For the first two years of my life, my dad was an itinerant preacher who would travel all over the country, usually by car, with my mom and his new daughter in tow, preaching at Bible colleges and churches big and small. We crisscrossed North America during that time – in fact, by the time I was two, I’d been to more than half the states in the US.
That’s a lot of time spent in the car and my mom tells me that for hours upon hours every day, she’d read to me.
This sparked a love of reading that carried me through school. I remember reading Les Miserables when I was about 10; it was the first book that made me cry, or more accurately, sob uncontrollably through the last chapter. I remember reading with the third graders in the school library when I was just a first-grader and feeling special. I remember leaving the public library in any town we lived in with more books than I could carry. I’ve always loved to read.
Fast forward to 2021 and I rarely read for pleasure. I read a ton, but it’s for work, for classes or for research. About a year ago, I started working with Reflection Point, a nonprofit that works with companies and organizations of all shapes and sizes to build relationships through storysharing. The concept sounds like a book club when you first describe it — a group of people get together and read and discuss a story. But it’s definitely not a book club.
The storysharing focuses on encouraging the participants (guided by a facilitator) to use the story as a springboard for conversations… for giving space for people to talk about their lives, their childhoods, their history, their families, their biases and their perspectives in a new way that isn’t threatening. In fact, it creates stronger teams and more inclusive workplaces.
I’ve worked with lots of clients that do lots of interesting things and I always try to immerse myself in their work to really understand them (shall I tell you about the time I learned to knit because I worked with a client that made exotic wood knitting needles?). Reflection Point has been a different experience.
I now read a lot of short stories and poetry – at least one or two a week. Sometimes I’m reading them for social media content, but more and more, I’m reading them for myself. I read through the lens of how do I relate to this story? how might others? what kind of conversations could we have about this? And once a month, I join the Reflection Point internal team for a facilitated conversation about a new story that they’re testing.

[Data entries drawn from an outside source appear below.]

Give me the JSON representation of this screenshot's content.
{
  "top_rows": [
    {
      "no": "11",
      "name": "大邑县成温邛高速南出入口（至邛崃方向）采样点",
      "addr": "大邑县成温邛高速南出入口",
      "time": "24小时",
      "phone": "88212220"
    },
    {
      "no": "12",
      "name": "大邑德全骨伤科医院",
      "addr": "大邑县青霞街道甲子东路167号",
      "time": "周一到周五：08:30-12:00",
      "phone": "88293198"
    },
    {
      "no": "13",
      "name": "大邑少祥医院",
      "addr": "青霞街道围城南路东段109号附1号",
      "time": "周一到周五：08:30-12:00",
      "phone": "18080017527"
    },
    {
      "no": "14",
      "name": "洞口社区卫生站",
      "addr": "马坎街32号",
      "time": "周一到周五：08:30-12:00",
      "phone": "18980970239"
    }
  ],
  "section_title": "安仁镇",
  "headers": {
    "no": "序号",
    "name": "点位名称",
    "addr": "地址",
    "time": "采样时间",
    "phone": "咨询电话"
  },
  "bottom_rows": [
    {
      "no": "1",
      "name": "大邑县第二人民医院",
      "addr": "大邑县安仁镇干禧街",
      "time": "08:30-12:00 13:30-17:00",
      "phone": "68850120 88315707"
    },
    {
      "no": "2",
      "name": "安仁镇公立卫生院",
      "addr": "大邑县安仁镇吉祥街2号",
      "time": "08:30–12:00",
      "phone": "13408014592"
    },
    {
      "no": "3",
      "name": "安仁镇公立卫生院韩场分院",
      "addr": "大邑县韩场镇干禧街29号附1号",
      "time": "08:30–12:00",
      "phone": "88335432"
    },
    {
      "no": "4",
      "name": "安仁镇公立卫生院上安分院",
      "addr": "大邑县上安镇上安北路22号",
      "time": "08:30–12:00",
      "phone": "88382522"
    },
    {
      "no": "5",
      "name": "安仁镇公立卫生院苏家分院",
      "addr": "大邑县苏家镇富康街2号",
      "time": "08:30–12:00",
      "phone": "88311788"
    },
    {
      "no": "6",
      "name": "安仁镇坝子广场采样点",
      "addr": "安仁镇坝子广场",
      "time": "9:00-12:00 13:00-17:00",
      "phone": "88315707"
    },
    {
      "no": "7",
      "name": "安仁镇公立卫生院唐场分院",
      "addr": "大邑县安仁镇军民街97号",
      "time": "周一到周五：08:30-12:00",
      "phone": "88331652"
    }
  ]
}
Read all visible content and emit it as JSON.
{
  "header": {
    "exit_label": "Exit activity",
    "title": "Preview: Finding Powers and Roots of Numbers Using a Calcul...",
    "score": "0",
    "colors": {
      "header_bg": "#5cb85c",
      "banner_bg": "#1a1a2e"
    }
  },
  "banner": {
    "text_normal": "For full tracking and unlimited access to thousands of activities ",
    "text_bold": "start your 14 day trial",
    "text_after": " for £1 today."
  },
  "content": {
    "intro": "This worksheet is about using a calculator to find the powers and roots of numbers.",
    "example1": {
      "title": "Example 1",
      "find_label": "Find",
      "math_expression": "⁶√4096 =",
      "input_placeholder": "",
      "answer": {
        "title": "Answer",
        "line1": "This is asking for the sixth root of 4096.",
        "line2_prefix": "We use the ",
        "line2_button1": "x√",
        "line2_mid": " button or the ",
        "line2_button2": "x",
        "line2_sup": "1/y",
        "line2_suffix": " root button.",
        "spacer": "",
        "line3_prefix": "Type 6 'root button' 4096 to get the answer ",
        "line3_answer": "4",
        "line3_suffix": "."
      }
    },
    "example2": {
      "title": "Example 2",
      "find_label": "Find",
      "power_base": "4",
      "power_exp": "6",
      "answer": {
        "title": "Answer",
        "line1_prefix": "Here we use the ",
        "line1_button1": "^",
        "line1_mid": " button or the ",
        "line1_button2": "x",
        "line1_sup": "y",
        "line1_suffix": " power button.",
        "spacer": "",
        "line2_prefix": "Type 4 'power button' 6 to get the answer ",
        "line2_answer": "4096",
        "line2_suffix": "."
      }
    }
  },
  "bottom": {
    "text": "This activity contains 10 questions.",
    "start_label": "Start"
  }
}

Turns out, we all have a lot in common and our conversations are funny, serious, thought-provoking, vulnerable and refreshing. I look forward to it every month.
Even if you’re not having conversations about them, read more short stories! And think about how you relate (or don’t) to the characters. Do they give you a new perspective on a problem or an issue? Some of my recent favorites:
- In Camille Acker’s “All the Things You’ll Never Do,” we meet Bess, a TSA agent w/ literal & figurative baggage, working to be seen & respected. Who don’t you “see” in your life? The story makes me think of the quote, “be kind because everyone is fighting a battle you know nothing about.”
- This time it’s Naira Kuzmich’s “The Kingsley Drive Chorus” set in L.A.’s Little Armenia. It’s a powerful narrative about mothers & sons (and life & death). This one broke my heart over and over.
- Ever had advice from a mentor that didn’t sit well or felt inauthentic to you? Chibundu Onuzo’s short story “Sunita” is about mentorship & marginalization.
- Skinned is an award-winning short story by Lesley Nneka Arimah. It’s powerful story that’s a bold take on women’s autonomy and gender inequality. African fantasy stories are among my favorites and I loved this one.
- Greg Jackson’s “The Hollow” is a new short story just published in November. So much about this story made me remember those (very) hard years in my 20s when I was trying to figure out who the heck I was and how do I build a life and a career?
I find myself saying, “I read this great short story!” and sharing those stories with my social media connections, my Reflection Point friends and saving them in a folder for another day when I might need that message.
I may not be able to curl up in a corner for hours on end devouring every book I can get my hands on, but I do feel more connected to the power of story and the impact a great story can have.
I’d love to hear your recommendations for stories you love.